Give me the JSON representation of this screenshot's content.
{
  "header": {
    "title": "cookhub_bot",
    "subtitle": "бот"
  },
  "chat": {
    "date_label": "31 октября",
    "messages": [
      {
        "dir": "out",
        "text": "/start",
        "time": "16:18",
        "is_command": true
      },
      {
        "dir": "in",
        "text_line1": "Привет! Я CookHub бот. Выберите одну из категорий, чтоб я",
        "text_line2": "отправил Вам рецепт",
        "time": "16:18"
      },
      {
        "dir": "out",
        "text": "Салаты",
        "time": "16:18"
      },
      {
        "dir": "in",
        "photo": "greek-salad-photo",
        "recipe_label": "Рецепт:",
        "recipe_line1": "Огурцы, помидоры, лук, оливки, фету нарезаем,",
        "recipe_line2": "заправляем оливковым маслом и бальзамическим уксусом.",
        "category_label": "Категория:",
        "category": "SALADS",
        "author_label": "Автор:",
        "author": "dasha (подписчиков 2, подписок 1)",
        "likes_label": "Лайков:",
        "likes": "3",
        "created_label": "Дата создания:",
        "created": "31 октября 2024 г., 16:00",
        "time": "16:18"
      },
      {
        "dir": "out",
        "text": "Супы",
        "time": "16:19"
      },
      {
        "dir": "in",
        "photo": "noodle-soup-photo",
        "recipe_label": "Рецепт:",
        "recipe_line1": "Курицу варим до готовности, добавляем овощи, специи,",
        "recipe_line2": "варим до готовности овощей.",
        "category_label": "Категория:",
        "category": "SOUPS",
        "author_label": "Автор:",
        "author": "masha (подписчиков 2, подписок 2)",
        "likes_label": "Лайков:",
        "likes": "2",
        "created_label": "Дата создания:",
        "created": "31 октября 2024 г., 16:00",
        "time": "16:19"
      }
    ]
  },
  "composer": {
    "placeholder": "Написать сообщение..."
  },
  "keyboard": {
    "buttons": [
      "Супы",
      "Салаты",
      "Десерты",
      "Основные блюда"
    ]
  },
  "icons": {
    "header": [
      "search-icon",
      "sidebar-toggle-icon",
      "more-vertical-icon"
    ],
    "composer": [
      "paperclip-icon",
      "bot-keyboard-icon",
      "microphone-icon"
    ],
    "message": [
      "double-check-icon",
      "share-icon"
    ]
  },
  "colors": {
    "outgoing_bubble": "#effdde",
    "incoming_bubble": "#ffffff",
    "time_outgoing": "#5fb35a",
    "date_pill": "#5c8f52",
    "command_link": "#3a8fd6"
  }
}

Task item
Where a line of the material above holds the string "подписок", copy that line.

Result for this task
        "author": "dasha (подписчиков 2, подписок 1)",
        "author": "masha (подписчиков 2, подписок 2)",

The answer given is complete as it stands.